Practicing Before Nationals
So, let’s talk a little bit about how we practiced the three times we had time to practice leading up to going to the actual tournament.
In our research, we have determined that when we shoot different shots (especially in sporting) many shooters think that they are using the same circuit – just with different timing and speed. But once again, research has proven that they are not.
Upon viewing each shot in a pair on each station, your brain in a matter of seconds must choose a beginning, middle and an ending from its inventory of circuits you have trained in practice and put them together synchronously in seconds. This is called recall.
Our experience is that most shooters go out and shoot the course. If they had difficulty on a station, they’ll go back and work on specific shots without recalling in detail how and where they want to hit each target in each pair. This is called blocked practice.
They are usually shooting on their home course and are familiar with the surrounding. Their brains just put circuits together, and even if they have a great score in their practice rounds on game day, this approach falls apart on targets and courses they have never seen.
They are not forcing their brains to recall different parts of different circuits from their past, so the brain just uses whatever was used on the last station or another station. This results in chasing the birds down and trying to fix the shot at the end.

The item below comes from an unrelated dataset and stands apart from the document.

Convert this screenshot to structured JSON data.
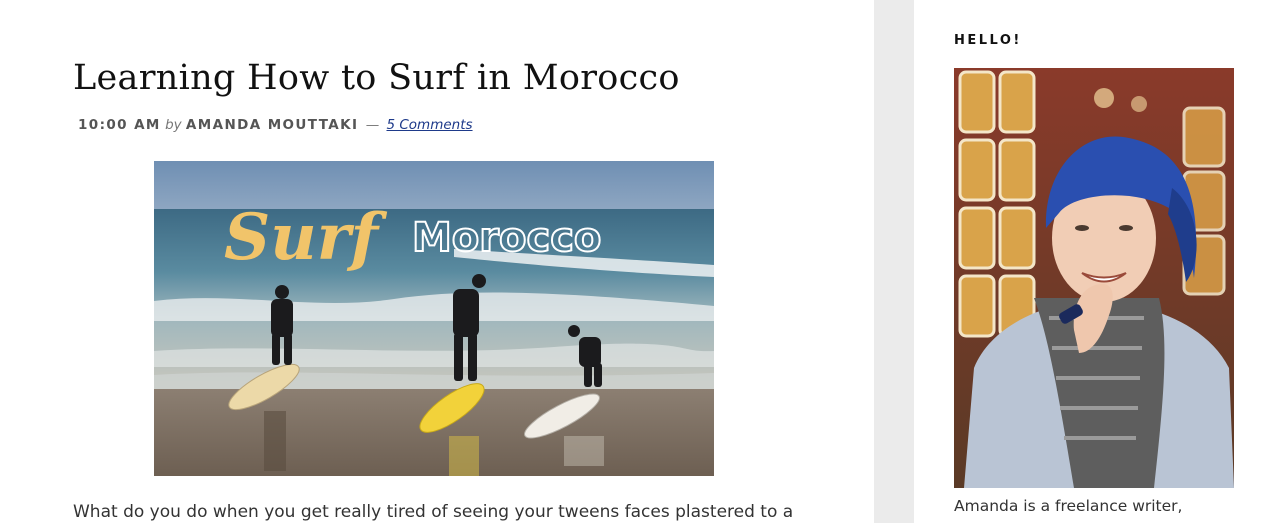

There are so many variables in each shot when the misses occur that they cannot be corrected. Frustration is the result. But they shot so well in practice!